- _WHAT THIS TASK INVOLVES_
Output exactly the lines from the one holding "Give me the" through the final line of the entries.

Website and app data records:
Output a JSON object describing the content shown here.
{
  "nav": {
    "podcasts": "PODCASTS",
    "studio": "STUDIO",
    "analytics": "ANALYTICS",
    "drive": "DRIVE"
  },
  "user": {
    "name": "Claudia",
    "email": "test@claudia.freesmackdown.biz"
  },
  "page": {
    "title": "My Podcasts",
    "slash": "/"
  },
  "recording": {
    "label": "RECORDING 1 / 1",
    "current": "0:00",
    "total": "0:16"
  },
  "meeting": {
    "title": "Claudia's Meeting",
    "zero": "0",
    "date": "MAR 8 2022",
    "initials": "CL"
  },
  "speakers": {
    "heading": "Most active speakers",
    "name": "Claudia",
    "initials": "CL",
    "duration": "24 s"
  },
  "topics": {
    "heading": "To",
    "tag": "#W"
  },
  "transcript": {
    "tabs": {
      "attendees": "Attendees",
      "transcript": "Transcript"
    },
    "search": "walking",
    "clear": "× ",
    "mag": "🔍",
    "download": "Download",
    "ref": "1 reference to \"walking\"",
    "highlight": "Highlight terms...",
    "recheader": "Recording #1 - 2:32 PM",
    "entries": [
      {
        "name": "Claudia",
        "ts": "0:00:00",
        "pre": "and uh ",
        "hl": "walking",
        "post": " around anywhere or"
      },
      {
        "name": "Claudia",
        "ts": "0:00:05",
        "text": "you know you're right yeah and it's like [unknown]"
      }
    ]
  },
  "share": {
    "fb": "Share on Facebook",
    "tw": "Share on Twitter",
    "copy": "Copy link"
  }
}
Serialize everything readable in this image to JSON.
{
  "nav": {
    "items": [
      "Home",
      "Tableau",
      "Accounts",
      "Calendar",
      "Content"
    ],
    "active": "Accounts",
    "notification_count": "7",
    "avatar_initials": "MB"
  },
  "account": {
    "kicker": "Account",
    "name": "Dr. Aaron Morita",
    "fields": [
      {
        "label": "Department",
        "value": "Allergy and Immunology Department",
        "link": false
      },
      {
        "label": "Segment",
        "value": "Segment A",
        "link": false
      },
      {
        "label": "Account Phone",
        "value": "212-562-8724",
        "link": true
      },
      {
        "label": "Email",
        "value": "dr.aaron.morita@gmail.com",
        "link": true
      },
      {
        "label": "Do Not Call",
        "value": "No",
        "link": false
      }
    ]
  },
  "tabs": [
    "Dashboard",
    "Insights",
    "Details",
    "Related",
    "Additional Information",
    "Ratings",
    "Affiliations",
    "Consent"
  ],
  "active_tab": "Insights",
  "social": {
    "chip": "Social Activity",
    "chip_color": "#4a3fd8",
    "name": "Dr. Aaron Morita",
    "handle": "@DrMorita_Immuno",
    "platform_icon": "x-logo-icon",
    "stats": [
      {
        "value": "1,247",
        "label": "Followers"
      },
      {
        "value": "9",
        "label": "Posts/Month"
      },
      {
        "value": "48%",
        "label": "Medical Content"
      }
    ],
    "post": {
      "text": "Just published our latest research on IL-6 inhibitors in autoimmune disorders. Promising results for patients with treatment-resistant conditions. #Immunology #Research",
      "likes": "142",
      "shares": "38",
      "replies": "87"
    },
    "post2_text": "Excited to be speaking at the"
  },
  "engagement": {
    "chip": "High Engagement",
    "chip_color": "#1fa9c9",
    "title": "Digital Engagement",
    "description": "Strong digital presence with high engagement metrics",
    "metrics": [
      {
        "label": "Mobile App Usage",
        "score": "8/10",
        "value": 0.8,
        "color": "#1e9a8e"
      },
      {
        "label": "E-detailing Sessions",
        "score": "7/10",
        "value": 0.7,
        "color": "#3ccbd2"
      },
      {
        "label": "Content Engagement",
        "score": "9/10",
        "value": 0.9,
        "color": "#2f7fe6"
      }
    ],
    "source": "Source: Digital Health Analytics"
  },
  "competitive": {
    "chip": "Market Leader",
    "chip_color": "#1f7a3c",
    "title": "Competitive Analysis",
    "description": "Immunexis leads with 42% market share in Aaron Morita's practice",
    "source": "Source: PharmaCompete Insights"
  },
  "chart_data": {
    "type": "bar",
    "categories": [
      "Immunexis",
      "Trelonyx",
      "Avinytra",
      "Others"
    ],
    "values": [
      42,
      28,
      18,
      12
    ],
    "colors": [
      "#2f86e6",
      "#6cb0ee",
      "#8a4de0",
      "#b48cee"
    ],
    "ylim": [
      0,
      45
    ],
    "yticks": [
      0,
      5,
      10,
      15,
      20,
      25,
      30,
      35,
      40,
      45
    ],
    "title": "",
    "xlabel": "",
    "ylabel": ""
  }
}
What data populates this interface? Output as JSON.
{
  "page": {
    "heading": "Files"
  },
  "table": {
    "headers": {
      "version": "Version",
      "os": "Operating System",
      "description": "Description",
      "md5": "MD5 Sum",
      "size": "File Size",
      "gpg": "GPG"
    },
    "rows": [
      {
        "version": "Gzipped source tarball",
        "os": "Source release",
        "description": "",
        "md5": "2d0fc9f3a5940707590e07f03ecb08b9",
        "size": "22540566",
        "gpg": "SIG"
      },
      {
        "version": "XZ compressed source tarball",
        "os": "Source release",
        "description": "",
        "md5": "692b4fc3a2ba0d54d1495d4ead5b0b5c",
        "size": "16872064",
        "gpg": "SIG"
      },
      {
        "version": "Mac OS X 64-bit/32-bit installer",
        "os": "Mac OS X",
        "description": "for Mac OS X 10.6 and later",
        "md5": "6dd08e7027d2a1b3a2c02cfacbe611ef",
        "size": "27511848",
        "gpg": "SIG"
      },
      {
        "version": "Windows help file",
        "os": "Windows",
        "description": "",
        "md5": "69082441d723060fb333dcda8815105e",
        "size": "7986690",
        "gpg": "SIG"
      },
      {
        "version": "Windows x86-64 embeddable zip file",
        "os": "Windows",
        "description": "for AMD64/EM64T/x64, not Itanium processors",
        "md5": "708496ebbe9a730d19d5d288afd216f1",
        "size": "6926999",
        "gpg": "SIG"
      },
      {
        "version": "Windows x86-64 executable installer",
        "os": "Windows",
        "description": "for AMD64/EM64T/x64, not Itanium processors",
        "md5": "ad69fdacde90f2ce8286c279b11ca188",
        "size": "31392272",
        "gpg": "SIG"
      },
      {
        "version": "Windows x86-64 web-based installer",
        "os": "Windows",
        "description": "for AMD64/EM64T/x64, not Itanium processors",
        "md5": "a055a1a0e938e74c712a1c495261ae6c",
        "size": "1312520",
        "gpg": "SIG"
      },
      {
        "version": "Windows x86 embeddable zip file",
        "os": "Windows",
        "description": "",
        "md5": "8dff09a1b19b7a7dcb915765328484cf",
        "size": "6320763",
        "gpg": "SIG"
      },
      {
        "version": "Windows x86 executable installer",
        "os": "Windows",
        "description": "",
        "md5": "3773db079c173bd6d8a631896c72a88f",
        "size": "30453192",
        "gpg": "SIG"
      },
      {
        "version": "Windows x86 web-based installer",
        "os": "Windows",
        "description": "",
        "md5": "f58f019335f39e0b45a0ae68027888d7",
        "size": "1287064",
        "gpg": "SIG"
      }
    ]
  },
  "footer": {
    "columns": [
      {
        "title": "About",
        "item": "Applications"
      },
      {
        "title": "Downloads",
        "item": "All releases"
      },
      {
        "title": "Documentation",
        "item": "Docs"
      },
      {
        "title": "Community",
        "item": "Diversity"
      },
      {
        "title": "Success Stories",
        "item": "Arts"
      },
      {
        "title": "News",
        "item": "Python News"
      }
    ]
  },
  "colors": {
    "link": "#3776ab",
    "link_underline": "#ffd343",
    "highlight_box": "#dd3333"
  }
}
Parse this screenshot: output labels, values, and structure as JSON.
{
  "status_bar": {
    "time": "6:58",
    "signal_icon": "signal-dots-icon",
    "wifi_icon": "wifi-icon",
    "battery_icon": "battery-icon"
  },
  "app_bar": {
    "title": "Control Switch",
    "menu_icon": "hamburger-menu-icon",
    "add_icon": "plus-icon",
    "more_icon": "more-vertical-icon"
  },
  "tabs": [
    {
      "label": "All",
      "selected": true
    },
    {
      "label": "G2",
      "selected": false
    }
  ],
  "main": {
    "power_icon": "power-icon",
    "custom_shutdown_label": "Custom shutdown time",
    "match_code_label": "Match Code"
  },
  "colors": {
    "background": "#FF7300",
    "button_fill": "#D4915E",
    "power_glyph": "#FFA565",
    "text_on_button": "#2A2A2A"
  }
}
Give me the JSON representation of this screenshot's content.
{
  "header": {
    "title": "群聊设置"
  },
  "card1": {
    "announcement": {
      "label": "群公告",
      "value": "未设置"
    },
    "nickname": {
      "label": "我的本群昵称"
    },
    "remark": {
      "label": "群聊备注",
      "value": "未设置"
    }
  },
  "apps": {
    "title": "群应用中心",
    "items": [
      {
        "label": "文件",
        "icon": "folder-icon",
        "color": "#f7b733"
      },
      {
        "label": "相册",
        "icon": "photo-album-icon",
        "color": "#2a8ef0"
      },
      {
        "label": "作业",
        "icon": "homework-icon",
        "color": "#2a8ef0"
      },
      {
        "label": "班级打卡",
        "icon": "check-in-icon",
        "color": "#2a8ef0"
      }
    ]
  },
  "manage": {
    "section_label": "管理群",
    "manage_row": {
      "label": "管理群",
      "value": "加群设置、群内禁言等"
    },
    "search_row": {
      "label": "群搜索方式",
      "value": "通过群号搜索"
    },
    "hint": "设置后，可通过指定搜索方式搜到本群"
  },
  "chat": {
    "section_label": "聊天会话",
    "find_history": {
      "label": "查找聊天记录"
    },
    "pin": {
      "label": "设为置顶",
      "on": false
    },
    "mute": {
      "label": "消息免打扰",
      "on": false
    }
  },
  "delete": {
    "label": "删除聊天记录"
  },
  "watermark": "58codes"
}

- _FINISHED TASK_
Give me the JSON representation of this screenshot's content.
{
  "header": {
    "title": "群聊设置"
  },
  "card1": {
    "announcement": {
      "label": "群公告",
      "value": "未设置"
    },
    "nickname": {
      "label": "我的本群昵称"
    },
    "remark": {
      "label": "群聊备注",
      "value": "未设置"
    }
  },
  "apps": {
    "title": "群应用中心",
    "items": [
      {
        "label": "文件",
        "icon": "folder-icon",
        "color": "#f7b733"
      },
      {
        "label": "相册",
        "icon": "photo-album-icon",
        "color": "#2a8ef0"
      },
      {
        "label": "作业",
        "icon": "homework-icon",
        "color": "#2a8ef0"
      },
      {
        "label": "班级打卡",
        "icon": "check-in-icon",
        "color": "#2a8ef0"
      }
    ]
  },
  "manage": {
    "section_label": "管理群",
    "manage_row": {
      "label": "管理群",
      "value": "加群设置、群内禁言等"
    },
    "search_row": {
      "label": "群搜索方式",
      "value": "通过群号搜索"
    },
    "hint": "设置后，可通过指定搜索方式搜到本群"
  },
  "chat": {
    "section_label": "聊天会话",
    "find_history": {
      "label": "查找聊天记录"
    },
    "pin": {
      "label": "设为置顶",
      "on": false
    },
    "mute": {
      "label": "消息免打扰",
      "on": false
    }
  },
  "delete": {
    "label": "删除聊天记录"
  },
  "watermark": "58codes"
}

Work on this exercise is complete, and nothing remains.